Narissa Subramoney
Copy rewriter
2 minute read
11 May 2022
4:12 pm

Gauteng Health will continue recruiting students for Cuban medical program

Narissa Subramoney

SA's relationship with Cuba is questioned as Gauteng Health announces it is continuing with the Cuban medical program.

Picture for illustration purposes. (Photo by Katell ABIVEN / AFP)

Gauteng Health MEC Nomathemba Mokgethi has revealed that more students will be recruited for the controversial Cuban medicine study program.

The number of Gauteng students studying medicine in Cuba decreased from 264 in 2019 to 25 last year.

Responding to questions by the DA’s Jack Bloom in the Gauteng Legislature, Mokgethi said there were 264 students in Cuba in 2019, 114 in 2020, 25 in 2021 and 25 this year.

But she reportedly said the SA Cuba Binational Agreement is ongoing with more recruitments planned.

“It is disappointing that the department wishes to continue with a programme that is more than double the cost of local medical training,” said Bloom.

“It also takes two years longer as there is an extra year to learn Spanish and they spend another year finalising their training at a South African medical school.”

Historical problems and a corruption probe

Mokgethi’s announcement of further recruits for the Cuban medical studies program is worrying.

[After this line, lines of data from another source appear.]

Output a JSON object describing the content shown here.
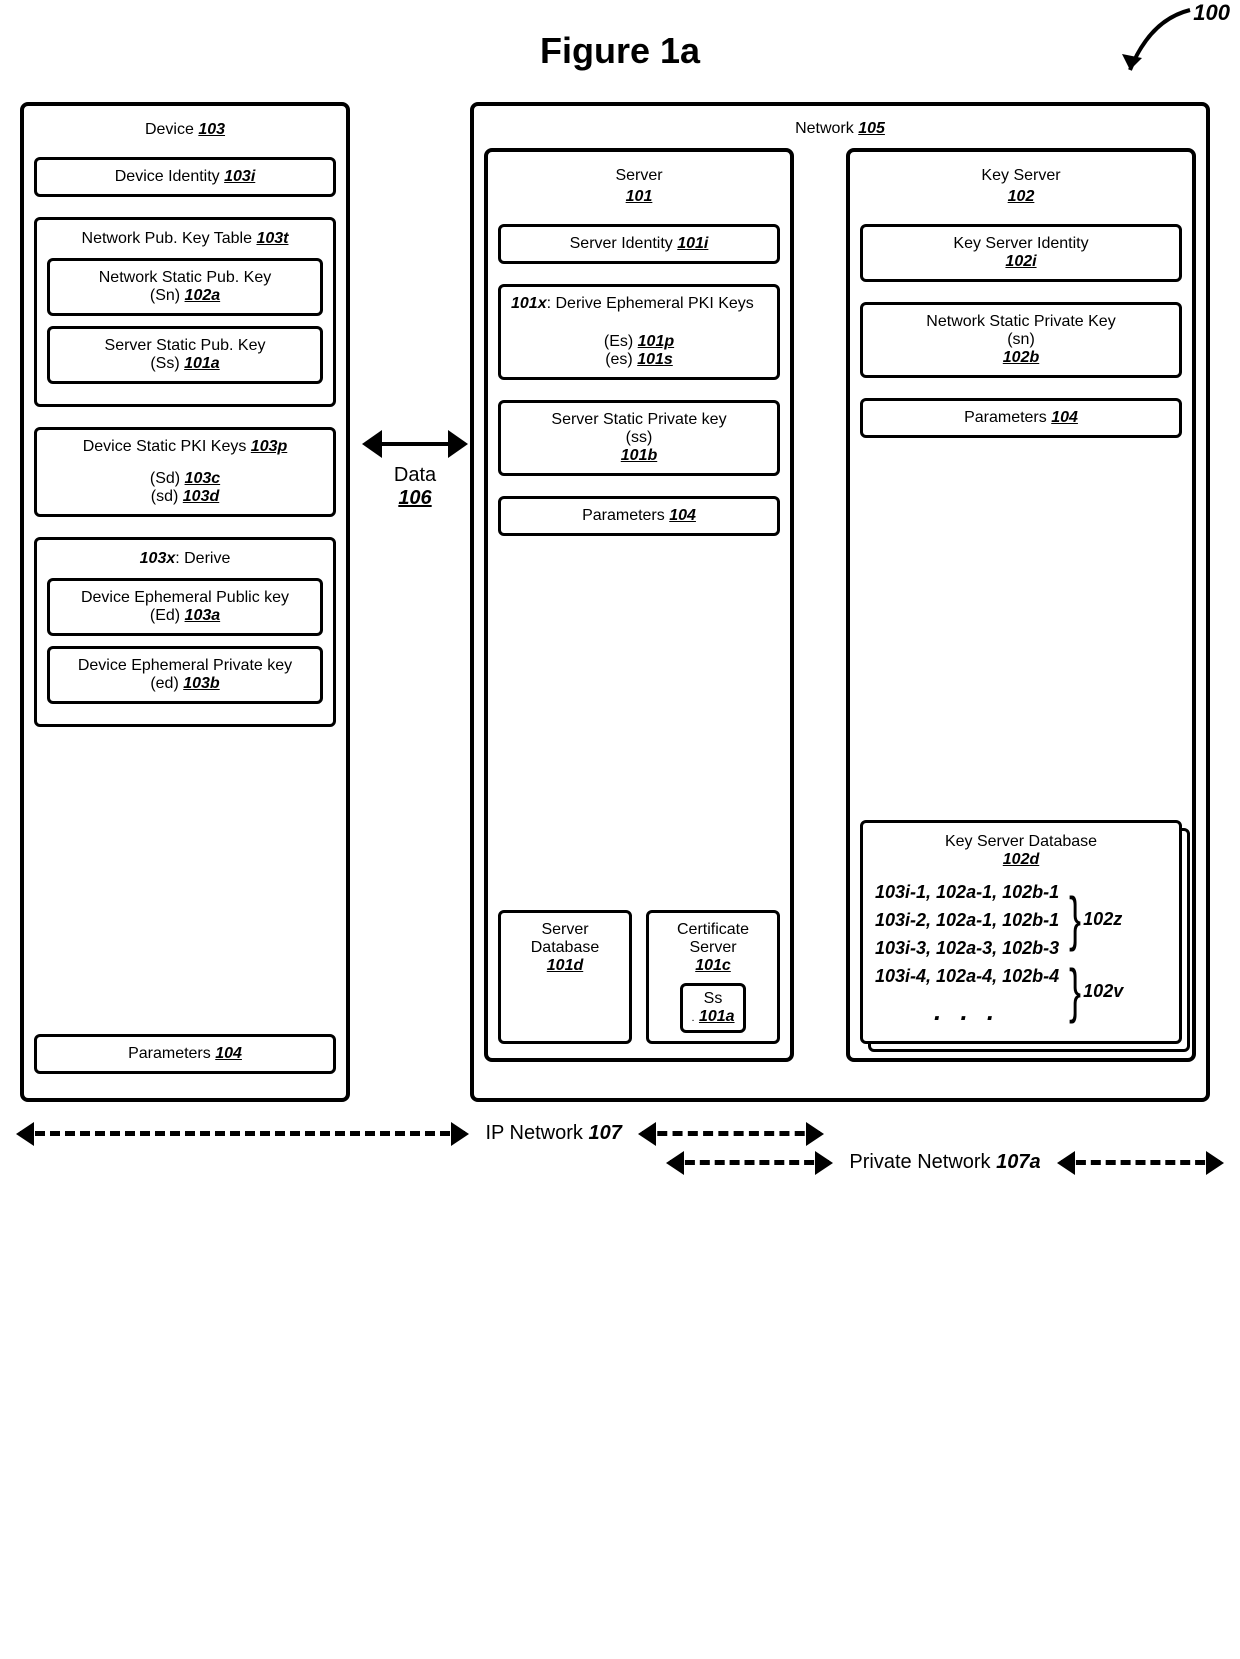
{
  "figure_title": "Figure 1a",
  "system_ref": "100",
  "data_link": {
    "label": "Data",
    "ref": "106"
  },
  "device": {
    "title": "Device",
    "ref": "103",
    "identity": {
      "label": "Device Identity",
      "ref": "103i"
    },
    "pubkey_table": {
      "label": "Network Pub. Key Table",
      "ref": "103t",
      "net_key": {
        "label": "Network Static Pub. Key",
        "sym": "(Sn)",
        "ref": "102a"
      },
      "srv_key": {
        "label": "Server Static Pub. Key",
        "sym": "(Ss)",
        "ref": "101a"
      }
    },
    "static_pki": {
      "label": "Device Static PKI Keys",
      "ref": "103p",
      "Sd": {
        "sym": "(Sd)",
        "ref": "103c"
      },
      "sd": {
        "sym": "(sd)",
        "ref": "103d"
      }
    },
    "derive": {
      "ref": "103x",
      "label": "Derive",
      "pub": {
        "label": "Device Ephemeral Public key",
        "sym": "(Ed)",
        "ref": "103a"
      },
      "priv": {
        "label": "Device Ephemeral Private key",
        "sym": "(ed)",
        "ref": "103b"
      }
    },
    "params": {
      "label": "Parameters",
      "ref": "104"
    }
  },
  "network": {
    "label": "Network",
    "ref": "105",
    "server": {
      "title": "Server",
      "ref": "101",
      "identity": {
        "label": "Server  Identity",
        "ref": "101i"
      },
      "derive": {
        "ref": "101x",
        "label": "Derive Ephemeral PKI Keys",
        "Es": {
          "sym": "(Es)",
          "ref": "101p"
        },
        "es": {
          "sym": "(es)",
          "ref": "101s"
        }
      },
      "static_priv": {
        "label": "Server Static Private key",
        "sym": "(ss)",
        "ref": "101b"
      },
      "params": {
        "label": "Parameters",
        "ref": "104"
      },
      "db": {
        "label": "Server Database",
        "ref": "101d"
      },
      "cert": {
        "label": "Certificate Server",
        "ref": "101c",
        "nested": {
          "label": "Ss",
          "ref": "101a"
        }
      }
    },
    "keyserver": {
      "title": "Key Server",
      "ref": "102",
      "identity": {
        "label": "Key  Server Identity",
        "ref": "102i"
      },
      "static_priv": {
        "label": "Network Static Private Key",
        "sym": "(sn)",
        "ref": "102b"
      },
      "params": {
        "label": "Parameters",
        "ref": "104"
      },
      "db": {
        "label": "Key Server Database",
        "ref": "102d",
        "rows": {
          "r1": "103i-1, 102a-1, 102b-1",
          "r2": "103i-2, 102a-1, 102b-1",
          "r3": "103i-3, 102a-3, 102b-3",
          "r4": "103i-4, 102a-4, 102b-4",
          "ellipsis": ". . ."
        },
        "group1": "102z",
        "group2": "102v"
      }
    }
  },
  "ip_network": {
    "label": "IP Network",
    "ref": "107"
  },
  "private_network": {
    "label": "Private Network",
    "ref": "107a"
  }
}
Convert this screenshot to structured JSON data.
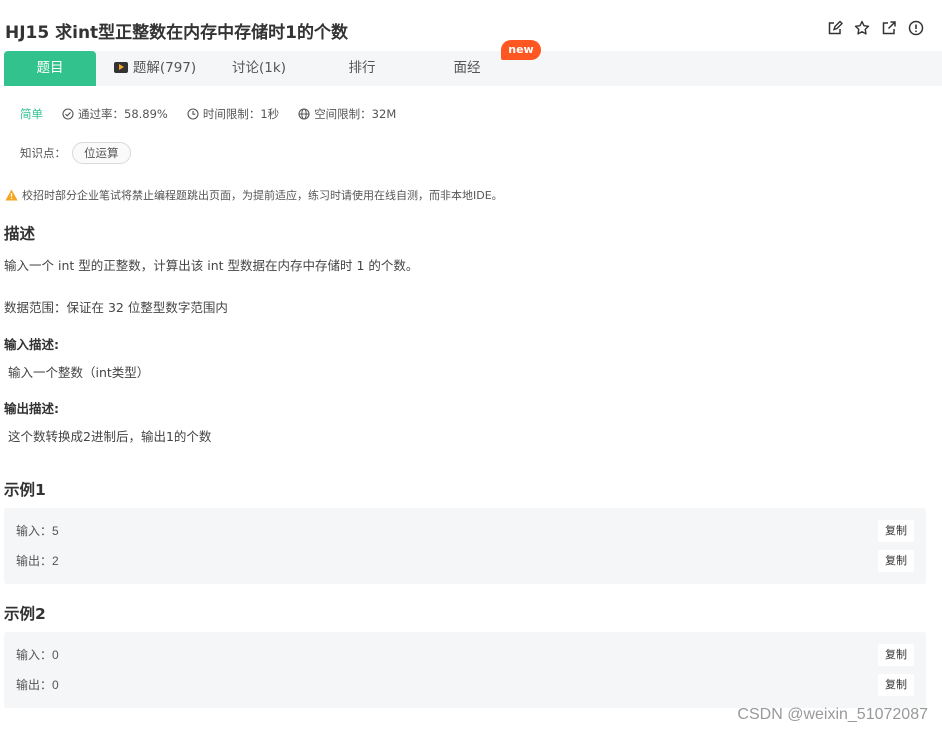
{
  "header": {
    "title": "HJ15  求int型正整数在内存中存储时1的个数",
    "icons": [
      "edit-icon",
      "star-icon",
      "share-icon",
      "info-icon"
    ]
  },
  "tabs": [
    {
      "label": "题目",
      "active": true
    },
    {
      "label": "题解(797)",
      "icon": "video-icon"
    },
    {
      "label": "讨论(1k)"
    },
    {
      "label": "排行"
    },
    {
      "label": "面经",
      "badge": "new"
    }
  ],
  "meta": {
    "difficulty": "简单",
    "pass_rate": "通过率：58.89%",
    "time_limit": "时间限制：1秒",
    "space_limit": "空间限制：32M"
  },
  "knowledge": {
    "label": "知识点：",
    "tag": "位运算"
  },
  "notice": "校招时部分企业笔试将禁止编程题跳出页面，为提前适应，练习时请使用在线自测，而非本地IDE。",
  "description": {
    "heading": "描述",
    "text": "输入一个 int 型的正整数，计算出该 int 型数据在内存中存储时 1 的个数。",
    "range": "数据范围：保证在 32 位整型数字范围内"
  },
  "input_desc": {
    "heading": "输入描述:",
    "text": "输入一个整数（int类型）"
  },
  "output_desc": {
    "heading": "输出描述:",
    "text": "这个数转换成2进制后，输出1的个数"
  },
  "examples": [
    {
      "heading": "示例1",
      "input_label": "输入：",
      "input": "5",
      "output_label": "输出：",
      "output": "2",
      "copy": "复制"
    },
    {
      "heading": "示例2",
      "input_label": "输入：",
      "input": "0",
      "output_label": "输出：",
      "output": "0",
      "copy": "复制"
    }
  ],
  "watermark": "CSDN @weixin_51072087",
  "colors": {
    "accent": "#32c28e",
    "badge": "#ff5722",
    "panel": "#f5f6f8"
  }
}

The provincial treasury is currently doing a forensic audit on suspected corruption in this programme which had a budget of R313 million last year.

Back in March, the DA reported that the department of health was still paying expert Cuban doctors high salaries despite expired contracts and unemployed local doctors, with many vacant positions left frozen.

Additionally, 2019’s batch of students had appealed to then Health Minister Zweli Mhkize for help after economic reforms in Cuba affected their ability to get proper nutrition and housing.

Shortages were so dire that some don’t even have access to necessities like sanitary pads.

Furthermore, in January, civil organisation Afriforum flagged the ‘long history of extremely questionable cooperation and relations between South Africa and Cuba.’

Afriforum said the National Defence Force had irregularly procured Covid-19 drugs worth R228 million, which they had to return.

“SA also saw it with the water engineering scandal when the government announced they would employ Cuban water engineers to sort out the country’s water infrastructure,” AfriForum’s campaign officer Reinier Duvenage.

“The new [R50 million] donation to Cuba is just the next event in this very troubling series of events,” he added.

“Gauteng should follow the Western Cape Health Department which refuses to participate in this expensive programme,” said Bloom.

Bloom said the money would be better spent to expand training at the three medical schools in Gauteng rather than paying an exorbitant amount for overseas training that still requires an extra year of local training.

NOW READ: SA-based Cuban doctors take home salaries while intern doctors remain unpaid